For a man who’s not running for president, New Jersey Governor Chris Christie has gotten a whole lot of attention from the nation’s political press this week. It’s likely the will-he, won’t-he game will go on for at least a few days more. While we’ve come to expect this sort of frenzied speculation from the media, it’s surprising to see Christie, never one to be coy—or anything less than blunt—playing along. In an effort to figure out what the governor is up to—and how the national media is doing—we turned to Charles Stile, a columnist with the Bergen Record and one of the journalists who knows Christie best. Stile has been at the Record since 2000 and has covered the New Jersey statehouse since 1993, when he was a reporter with The Times of Trenton.

What is it like to cover Chris Christie?

I tell friends going from covering Jon Corzine to covering Chris Christie is kind of like going from a James Taylor concert to Ozzie Osborne. It’s high-powered, high energy, challenging, confrontational and it’s at a high speed. He puts something new on the plate almost everyday.

What is his relationship like with the media?

He has a rocky relationship with the media. I think he enjoys the give and take; he thrives on it. But there are times when he exudes a kind of contempt. He can browbeat young reporters.

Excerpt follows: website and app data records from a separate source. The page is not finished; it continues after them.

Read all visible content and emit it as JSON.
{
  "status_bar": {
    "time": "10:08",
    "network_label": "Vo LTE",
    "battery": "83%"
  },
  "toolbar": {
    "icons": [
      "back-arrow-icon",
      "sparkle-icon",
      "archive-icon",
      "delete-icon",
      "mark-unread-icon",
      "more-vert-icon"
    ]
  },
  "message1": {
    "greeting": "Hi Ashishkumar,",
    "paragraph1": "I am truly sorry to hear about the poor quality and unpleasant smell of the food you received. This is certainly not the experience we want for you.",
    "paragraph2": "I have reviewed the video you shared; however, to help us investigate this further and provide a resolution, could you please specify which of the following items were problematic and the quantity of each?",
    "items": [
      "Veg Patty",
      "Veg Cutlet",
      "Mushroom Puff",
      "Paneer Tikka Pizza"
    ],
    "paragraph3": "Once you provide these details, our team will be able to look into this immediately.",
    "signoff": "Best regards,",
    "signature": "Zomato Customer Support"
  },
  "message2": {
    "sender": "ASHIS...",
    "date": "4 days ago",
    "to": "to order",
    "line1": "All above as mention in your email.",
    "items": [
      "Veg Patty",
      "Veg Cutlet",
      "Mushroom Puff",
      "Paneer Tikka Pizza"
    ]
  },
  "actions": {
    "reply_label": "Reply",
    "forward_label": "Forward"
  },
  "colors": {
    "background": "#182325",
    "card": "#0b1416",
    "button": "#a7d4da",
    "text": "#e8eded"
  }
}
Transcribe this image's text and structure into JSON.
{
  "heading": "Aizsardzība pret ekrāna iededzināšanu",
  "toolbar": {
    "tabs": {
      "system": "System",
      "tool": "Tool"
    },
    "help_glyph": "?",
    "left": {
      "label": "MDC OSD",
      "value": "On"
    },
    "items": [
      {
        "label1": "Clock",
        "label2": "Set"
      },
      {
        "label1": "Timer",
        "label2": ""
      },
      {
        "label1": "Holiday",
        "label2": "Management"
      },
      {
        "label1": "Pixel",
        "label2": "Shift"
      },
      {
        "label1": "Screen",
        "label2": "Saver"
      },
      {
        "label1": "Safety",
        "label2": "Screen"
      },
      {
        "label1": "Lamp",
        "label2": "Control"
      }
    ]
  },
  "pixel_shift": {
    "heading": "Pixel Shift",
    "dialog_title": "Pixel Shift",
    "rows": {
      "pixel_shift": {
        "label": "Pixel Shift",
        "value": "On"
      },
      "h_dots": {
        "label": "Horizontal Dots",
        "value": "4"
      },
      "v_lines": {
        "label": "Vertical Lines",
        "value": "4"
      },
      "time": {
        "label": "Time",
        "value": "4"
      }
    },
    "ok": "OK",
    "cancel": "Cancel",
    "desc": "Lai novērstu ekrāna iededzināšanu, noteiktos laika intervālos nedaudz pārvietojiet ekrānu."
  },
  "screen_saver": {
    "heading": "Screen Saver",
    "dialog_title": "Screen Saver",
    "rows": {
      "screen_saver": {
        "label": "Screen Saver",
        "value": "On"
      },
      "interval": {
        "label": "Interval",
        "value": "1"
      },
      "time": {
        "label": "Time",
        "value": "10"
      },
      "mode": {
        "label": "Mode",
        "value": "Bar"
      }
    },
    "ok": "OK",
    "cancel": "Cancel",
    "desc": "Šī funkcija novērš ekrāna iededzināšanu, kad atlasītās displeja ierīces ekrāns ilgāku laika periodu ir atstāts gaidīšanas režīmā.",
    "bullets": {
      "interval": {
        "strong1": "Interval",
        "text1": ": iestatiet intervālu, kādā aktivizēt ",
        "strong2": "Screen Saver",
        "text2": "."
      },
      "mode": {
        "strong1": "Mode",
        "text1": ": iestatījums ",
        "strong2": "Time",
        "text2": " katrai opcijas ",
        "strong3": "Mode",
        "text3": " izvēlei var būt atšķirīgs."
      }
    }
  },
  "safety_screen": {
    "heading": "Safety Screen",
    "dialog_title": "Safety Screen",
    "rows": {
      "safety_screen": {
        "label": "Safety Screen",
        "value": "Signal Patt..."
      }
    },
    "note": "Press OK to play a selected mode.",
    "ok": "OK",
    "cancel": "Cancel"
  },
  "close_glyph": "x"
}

On the other hand, he is one of the most accessible governors we’ve had. I started with Jim Florio at the end of his first term in 1993 and have covered half a dozen governors since, and Christie is by far the most accessible. He gives you lengthy, nuanced answers that are thorough and exhaustive. He makes a very good, very shrewd, very lawyerly case for his point, but it’s always steeped in smart politics. They are just really good political defense arguments. He’s definitely the most interesting and fascinating governor I’ve covered.

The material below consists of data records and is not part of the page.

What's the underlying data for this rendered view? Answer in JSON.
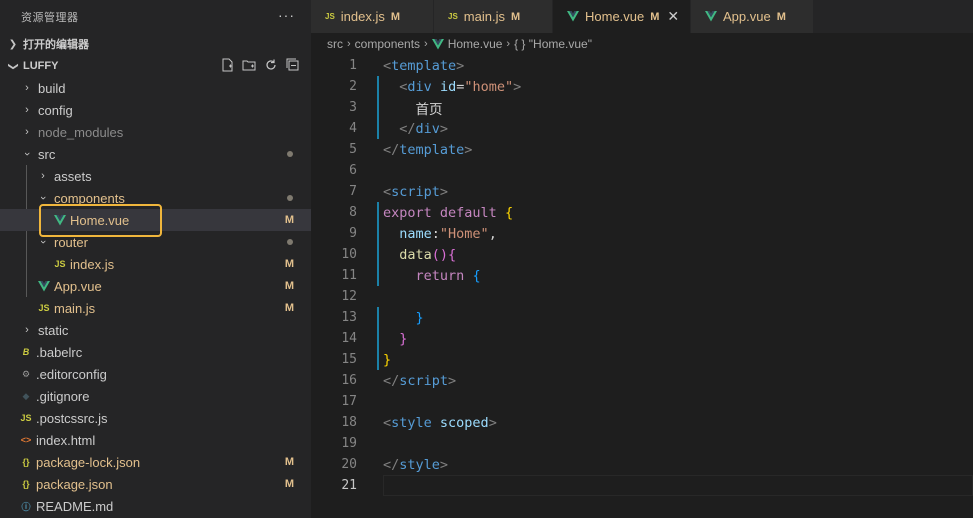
{
  "sidebar": {
    "title": "资源管理器",
    "more": "···",
    "open_editors": "打开的编辑器",
    "project": "LUFFY",
    "items": [
      {
        "name": "build",
        "kind": "folder",
        "state": "closed",
        "depth": 1
      },
      {
        "name": "config",
        "kind": "folder",
        "state": "closed",
        "depth": 1
      },
      {
        "name": "node_modules",
        "kind": "folder",
        "state": "closed",
        "depth": 1
      },
      {
        "name": "src",
        "kind": "folder",
        "state": "open",
        "depth": 1
      },
      {
        "name": "assets",
        "kind": "folder",
        "state": "closed",
        "depth": 2
      },
      {
        "name": "components",
        "kind": "folder",
        "state": "open",
        "depth": 2
      },
      {
        "name": "Home.vue",
        "kind": "vue",
        "depth": 3,
        "badge": "M"
      },
      {
        "name": "router",
        "kind": "folder",
        "state": "open",
        "depth": 2
      },
      {
        "name": "index.js",
        "kind": "js",
        "depth": 3,
        "badge": "M"
      },
      {
        "name": "App.vue",
        "kind": "vue",
        "depth": 2,
        "badge": "M"
      },
      {
        "name": "main.js",
        "kind": "js",
        "depth": 2,
        "badge": "M"
      },
      {
        "name": "static",
        "kind": "folder",
        "state": "closed",
        "depth": 1
      },
      {
        "name": ".babelrc",
        "kind": "babel",
        "depth": 1
      },
      {
        "name": ".editorconfig",
        "kind": "gear",
        "depth": 1
      },
      {
        "name": ".gitignore",
        "kind": "git",
        "depth": 1
      },
      {
        "name": ".postcssrc.js",
        "kind": "js",
        "depth": 1
      },
      {
        "name": "index.html",
        "kind": "html",
        "depth": 1
      },
      {
        "name": "package-lock.json",
        "kind": "json",
        "depth": 1,
        "badge": "M"
      },
      {
        "name": "package.json",
        "kind": "json",
        "depth": 1,
        "badge": "M"
      },
      {
        "name": "README.md",
        "kind": "info",
        "depth": 1
      }
    ]
  },
  "tabs": [
    {
      "label": "index.js",
      "icon": "JS",
      "mod": "M"
    },
    {
      "label": "main.js",
      "icon": "JS",
      "mod": "M"
    },
    {
      "label": "Home.vue",
      "icon": "vue",
      "mod": "M",
      "close": "✕"
    },
    {
      "label": "App.vue",
      "icon": "vue",
      "mod": "M"
    }
  ],
  "breadcrumb": {
    "p1": "src",
    "p2": "components",
    "p3": "Home.vue",
    "p4": "{ } \"Home.vue\""
  },
  "code": {
    "ln": [
      "1",
      "2",
      "3",
      "4",
      "5",
      "6",
      "7",
      "8",
      "9",
      "10",
      "11",
      "12",
      "13",
      "14",
      "15",
      "16",
      "17",
      "18",
      "19",
      "20",
      "21"
    ],
    "l1_open": "<",
    "l1_tag": "template",
    "l1_close": ">",
    "l2_open": "<",
    "l2_tag": "div",
    "l2_attr": "id",
    "l2_eq": "=",
    "l2_val": "\"home\"",
    "l2_close": ">",
    "l3_text": "首页",
    "l4_open": "</",
    "l4_tag": "div",
    "l4_close": ">",
    "l5_open": "</",
    "l5_tag": "template",
    "l5_close": ">",
    "l7_open": "<",
    "l7_tag": "script",
    "l7_close": ">",
    "l8_kw": "export default",
    "l8_br": "{",
    "l9_prop": "name",
    "l9_colon": ":",
    "l9_str": "\"Home\"",
    "l9_comma": ",",
    "l10_fn": "data",
    "l10_paren": "()",
    "l10_br": "{",
    "l11_kw": "return",
    "l11_br": "{",
    "l13_br": "}",
    "l14_br": "}",
    "l15_br": "}",
    "l16_open": "</",
    "l16_tag": "script",
    "l16_close": ">",
    "l18_open": "<",
    "l18_tag": "style",
    "l18_attr": "scoped",
    "l18_close": ">",
    "l20_open": "</",
    "l20_tag": "style",
    "l20_close": ">"
  }
}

When is it that he gets upset at the press? Is it the way he is covered?

That’s part of it. But I think some of it is personal. He has a personal dislike for certain reporters. Some of it is just flat out impatience with the questions. Most politicians and other governors will be diplomatic and conceal their impatience with a question that is vague or that they suspect to be a thinly-veiled rehashing of the other side’s attack. A lot of them will swallow their impatience and bite their tongue, but Christie has a tough time doing that. A lot of times he just doesn’t restrain himself.

Does he hold grudges?

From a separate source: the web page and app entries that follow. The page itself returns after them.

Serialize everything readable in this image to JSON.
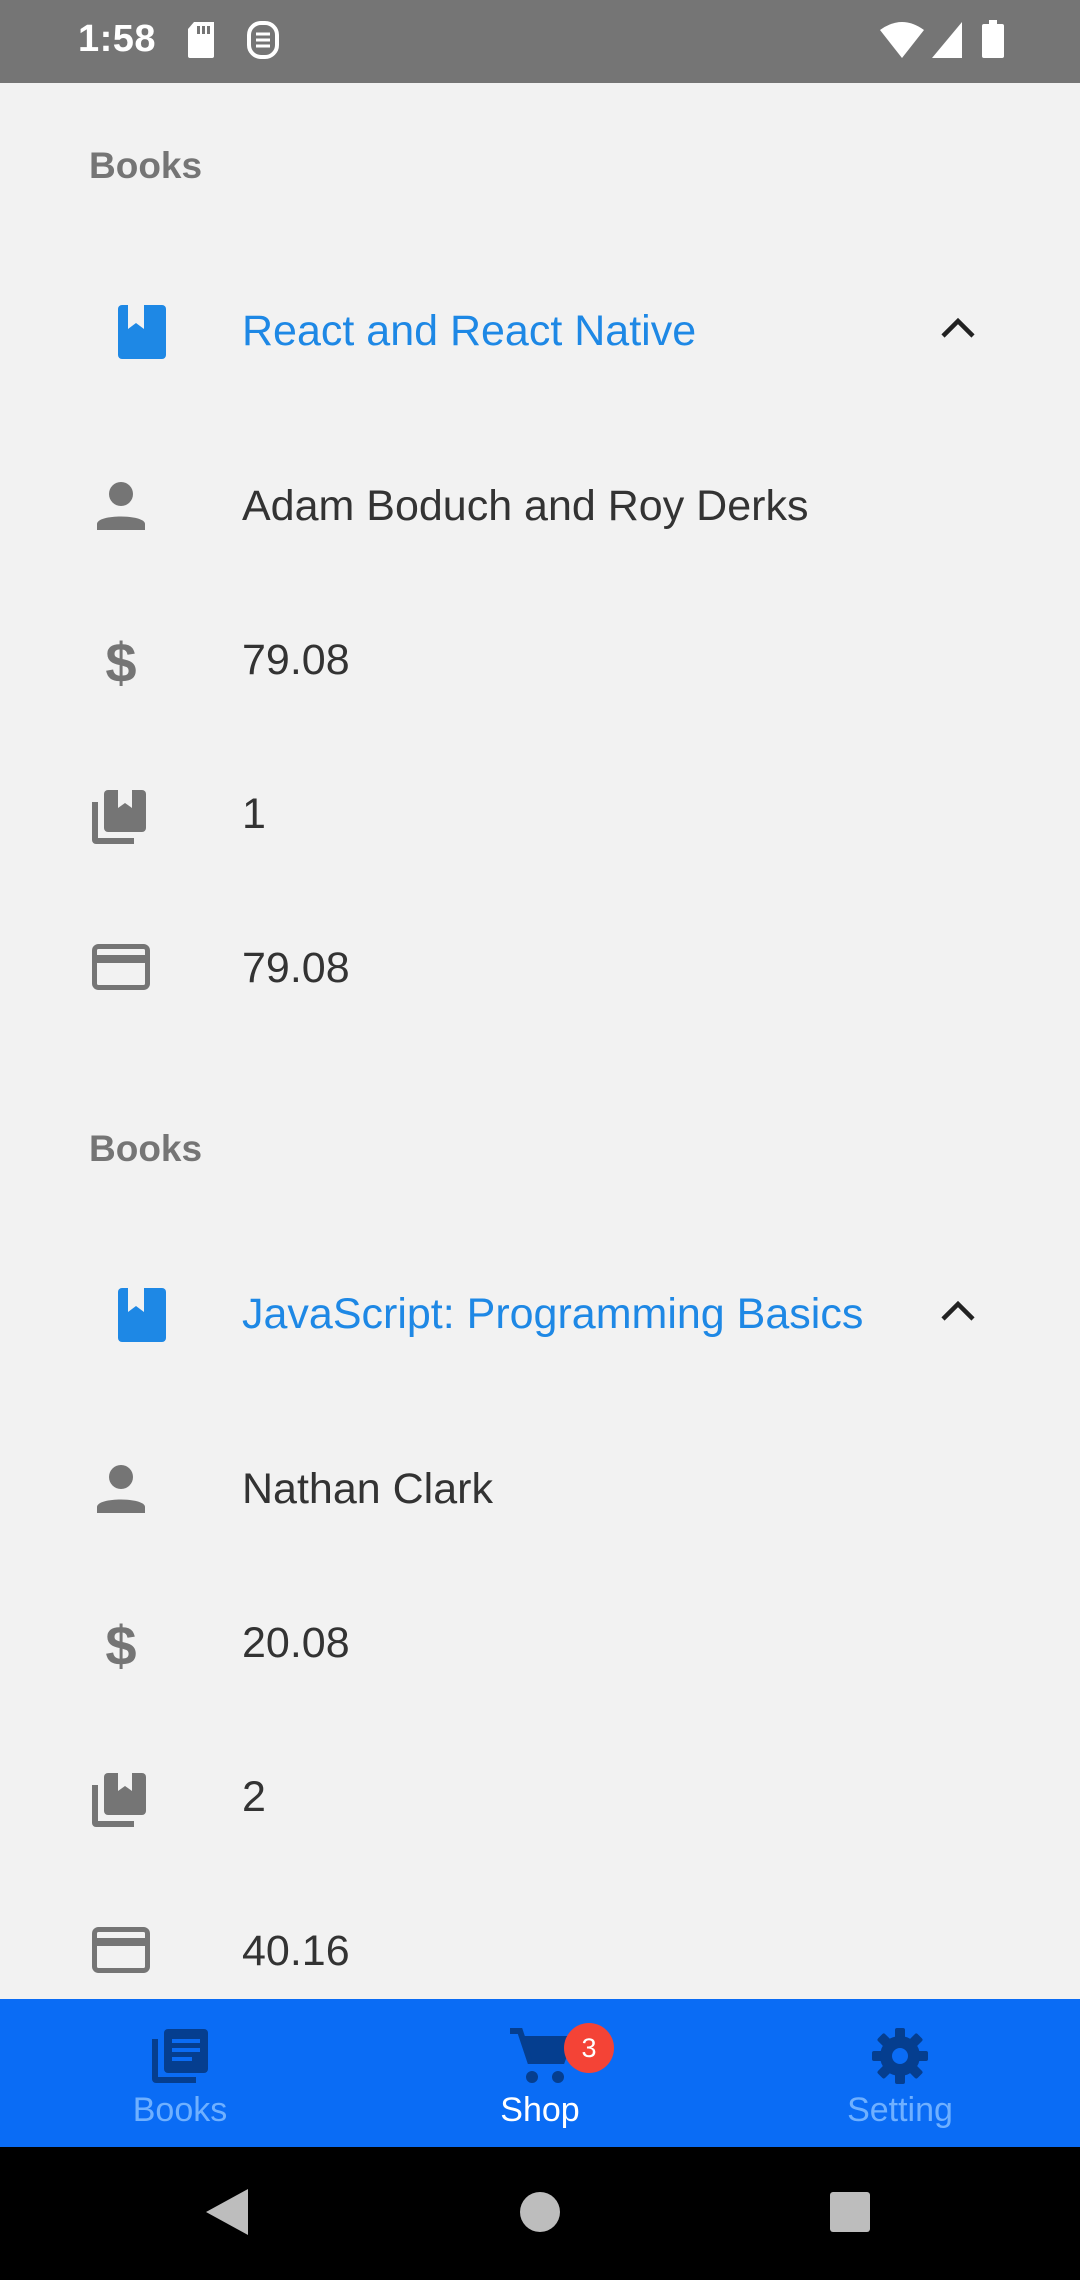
{
  "status_bar": {
    "time": "1:58",
    "icons": [
      "sd-card-icon",
      "accessibility-icon",
      "wifi-icon",
      "signal-icon",
      "battery-icon"
    ]
  },
  "books": [
    {
      "section_label": "Books",
      "title": "React and React Native",
      "author": "Adam Boduch and Roy Derks",
      "price": "79.08",
      "quantity": "1",
      "total": "79.08"
    },
    {
      "section_label": "Books",
      "title": "JavaScript: Programming Basics",
      "author": "Nathan Clark",
      "price": "20.08",
      "quantity": "2",
      "total": "40.16"
    }
  ],
  "bottom_nav": {
    "items": [
      {
        "label": "Books",
        "icon": "library-books-icon",
        "active": false
      },
      {
        "label": "Shop",
        "icon": "cart-icon",
        "active": true,
        "badge": "3"
      },
      {
        "label": "Setting",
        "icon": "gear-icon",
        "active": false
      }
    ]
  },
  "colors": {
    "accent": "#1e88e5",
    "nav_background": "#0a6cf5",
    "badge": "#f44336",
    "status_bar": "#757575",
    "background": "#f2f2f2"
  }
}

He hasn’t done that with me, and I’ve written some pretty critical columns. It’s the perception that he does hold grudges with politicians and that he uses his power for payback, but from my experience, he doesn’t with the press. There are columnists and reporters that he’s shown open dislike for—my colleauge Tom Moran at the Star-Ledger has even chronicled his rocky relationship with Christie. But in terms of grudges, I haven’t seen much evidence of that.

What do you make of his current media moment? What is he up to?

Please tell me. I wrote in a column that I think it’s for a number of reasons. He’s a good student of history and realizes these types of moments are rare and fleeting. History has been unkind to those who had similar opportunities and let them pass like Mario Cuomo, “the Hamlet on the Hudson” or even Hillary Clinton in 2004. So I think that’s weighing on him.

But I think a big thing is he’s really basking in the adulation right now. It’s a pretty heady thing to be this roly poly kid from Jersey who had a very limited career in politics—his future was bleak in the mid 90s, no one ever gave him a chance, no one ever took him seriously as a political figure—until he became this corruption-busting prosecutor. And now he’s standing in the center of the political universe, and he has people like Nancy Reagan, Henry Kissinger, and Tom Kean, Sr. all begging him to save America from Barack Obama and the Tea Party extremists. That’s a tough thing to let go, especially when the alternative is fundraising for legislature assembly candidates at a diner in Burlington County. Why not let this 15 minutes of fame stretch into a telethon?

Erika Fry is a former assistant editor at CJR.